For almost two decades, area residents have referenced the Christmas ice storm of 1987 as the area's worst. Now, Barry County citizens have a new benchmark by which to rank future winter storms.
Bill Shiveley, general manager and chief executive officer of Barry Electric, said this past week's ice storm is more severe than the storm of 1987 because his crews are dealing with three days of ice build-up that hit the southwest Missouri area in waves rather than one night of ice accumulation.
Trees and power lines remain encased in thick ice thanks to temperatures that dipped well below freezing and are expected to stay there through at least Thursday.
On Monday, Shiveley reported that almost half of Barry Electric's system was down. Crews from at least three other cooperatives in Missouri, including Boone County Electric and Pemiscot-Dunklin Electric, as well as a crew from Louisiana, were assisting Barry Electric crews who have been working around the clock.
"Because everyone in this area is in the same situation, we're ranging far out to find help," said Shiveley.
Shiveley said his crews head out to work at around 5:30 or 6 a.m. each morning and don't call it a day until about 10 or 11:30 p.m at night, and then start all over again before dawn the next day. Shiveley himself has been averaging only about five hours of sleep a day since the storm hit.
A large number of residents living in the Wheaton, Purdy and Ridgley areas have been without power since Friday night. Shiveley said his crews have been working to restore electricity but have been frustrated by continued outages.
"Although the area around Wheaton was hit hard, we're experiencing outages all over the system," said Shiveley.
On Highway 86 north of Wheaton, 10 three-phase poles had snapped and other poles were bending with the weight of accumulated ice.
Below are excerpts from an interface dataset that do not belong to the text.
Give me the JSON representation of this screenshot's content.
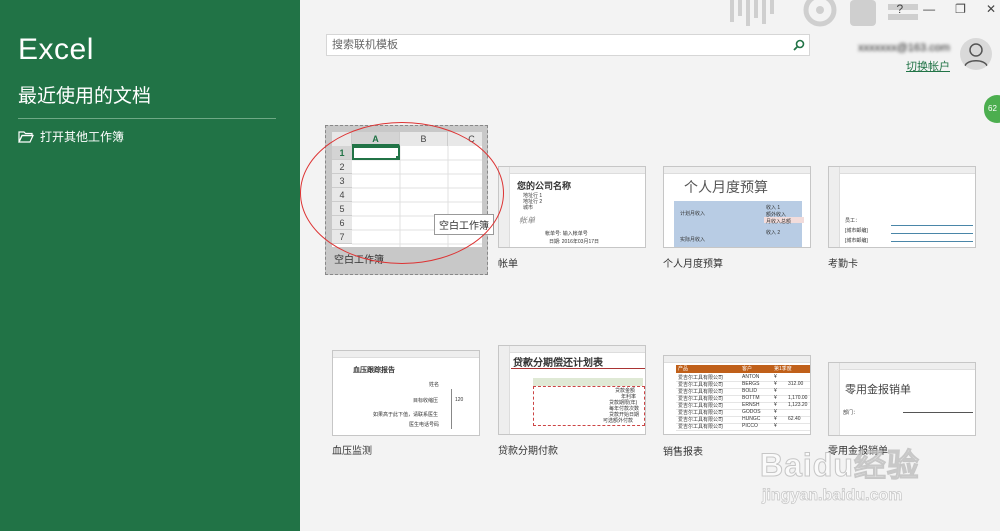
{
  "app": {
    "name": "Excel"
  },
  "sidebar": {
    "section_title": "最近使用的文档",
    "open_other_label": "打开其他工作簿"
  },
  "search": {
    "placeholder": "搜索联机模板"
  },
  "window_controls": {
    "help": "?",
    "minimize": "—",
    "restore": "❐",
    "close": "✕"
  },
  "account": {
    "name": "xxxxxxx@163.com",
    "switch_label": "切换帐户"
  },
  "badge": {
    "value": "62"
  },
  "blank_grid": {
    "columns": [
      "A",
      "B",
      "C"
    ],
    "rows": [
      "1",
      "2",
      "3",
      "4",
      "5",
      "6",
      "7"
    ]
  },
  "templates": [
    {
      "id": "blank",
      "label": "空白工作簿",
      "tooltip": "空白工作簿"
    },
    {
      "id": "invoice",
      "label": "帐单",
      "thumb": {
        "company": "您的公司名称",
        "address1": "地址行 1",
        "address2": "地址行 2",
        "city": "城市",
        "bill_to": "帐单",
        "account_no": "帐单号:",
        "account_no_value": "输入帐单号",
        "date_label": "日期:",
        "date_value": "2016年03月17日"
      }
    },
    {
      "id": "budget",
      "label": "个人月度预算",
      "thumb": {
        "title": "个人月度预算",
        "planned_income": "计划月收入",
        "actual_income": "实际月收入",
        "income1": "收入 1",
        "extra_income": "额外收入",
        "total_income": "月收入总额",
        "income2": "收入 2"
      }
    },
    {
      "id": "attendance",
      "label": "考勤卡",
      "thumb": {
        "employee": "员工：",
        "manager": "[城市邮编]",
        "note": "[城市邮编]"
      }
    },
    {
      "id": "blood_pressure",
      "label": "血压监测",
      "thumb": {
        "title": "血压跟踪报告",
        "name_label": "姓名",
        "target_systolic": "目标收缩压",
        "target_value": "120",
        "note1": "如果高于此下值，请联系医生",
        "note2": "医生电话号码"
      }
    },
    {
      "id": "loan",
      "label": "贷款分期付款",
      "thumb": {
        "title": "贷款分期偿还计划表",
        "l1": "贷款金额",
        "l2": "年利率",
        "l3": "贷款期限(年)",
        "l4": "每年付款次数",
        "l5": "贷款开始日期",
        "l6": "可选额外付款"
      }
    },
    {
      "id": "sales",
      "label": "销售报表",
      "thumb": {
        "headers": [
          "产品",
          "客户",
          "第1季度"
        ],
        "rows": [
          [
            "爱吉尔工具有限公司",
            "ANTON",
            "¥",
            ""
          ],
          [
            "爱吉尔工具有限公司",
            "BERGS",
            "¥",
            "312.00"
          ],
          [
            "爱吉尔工具有限公司",
            "BOLID",
            "¥",
            ""
          ],
          [
            "爱吉尔工具有限公司",
            "BOTTM",
            "¥",
            "1,170.00"
          ],
          [
            "爱吉尔工具有限公司",
            "ERNSH",
            "¥",
            "1,123.20"
          ],
          [
            "爱吉尔工具有限公司",
            "GODOS",
            "¥",
            ""
          ],
          [
            "爱吉尔工具有限公司",
            "HUNGC",
            "¥",
            "62.40"
          ],
          [
            "爱吉尔工具有限公司",
            "PICCO",
            "¥",
            ""
          ]
        ]
      }
    },
    {
      "id": "petty_cash",
      "label": "零用金报销单",
      "thumb": {
        "title": "零用金报销单",
        "field": "部门："
      }
    }
  ],
  "watermark": {
    "text": "Baidu经验",
    "url": "jingyan.baidu.com"
  },
  "colors": {
    "sidebar": "#217346",
    "accent": "#217346",
    "annotation": "#dd3333"
  }
}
There were also poles broken along Highway 96 and Highway B near Purdy and along Highway 37 just south of Butterfield.
"We getting the power back on and then it's going off again in two hours," said Shiveley. "It's going to get worse before it gets better."
Shiveley said he expects to still be restoring power to individual residences "into next week."
Power is restored based on a priority system. Electricity for nursing homes, hospitals and medical care facilities are Barry Electric's first priority. Then crews focus on the three-phase lines out of the system's substations.
"If we can pick up 50 people by restoring a line, we'll do that first before we work on a line that serves five people," Shiveley said.
All schools in Barry County were closed due to the ice storm on Monday, and only Cassville had resumed classes on Tuesday.
The Crowder College Watley Center in Cassville has delayed the start of its spring 2007 semester by a week. Angela Seymour, Watley Center director, said weather-related damage to power lines at Crowder's main campus in Neosho has caused the satellite campus in Cassville to postpone the start of its classes until Monday, Jan. 22.
On Tuesday, President George Bush declared Missouri as a national disaster area. Barry County was listed as one of the hardest hit counties in the state.
The Family Life Center in Cassville serves as the county's official emergency shelter. On Monday night, 31 people spent the night at the Center.
Jackie Hendrix, minister of missions at First Baptist Church in Cassville, said the Family Life Center has been open since Sunday for area residents displaced from their homes due to power outages since Sunday.
"The Red Cross provided cots and volunteers have been bringing in food," said Hendrix. "We've been cooking meals for those who are here, and right now, the Family Life Center is being left open (as a shelter) on a day to day basis."
Julie Sparks, of Purdy, was one area resident who found shelter at the Family Life Center on Monday.
"Last night was just too cold," said Sparks, who had been without power since 10:30 p.m. on Friday. "We couldn't handle it anymore."
Generators, lamp oil, kerosene and bottled water have been hot commodities in the Barry County area.
True Value in Cassville received extra shipments of generators and other emergency supplies in the wake of the storm. In addition to selling the eight generators it had on hand, True Value immediately sold 20 more generators it received by truck on Saturday.
"We also went through over 100 gallons of kerosene and all the lamp oil we had in stock. We worked extended hours due to the emergency weather," said Larry Westpheling, True Value owner.
Assistant Editor Lindsay Reed also contributed information for this news article.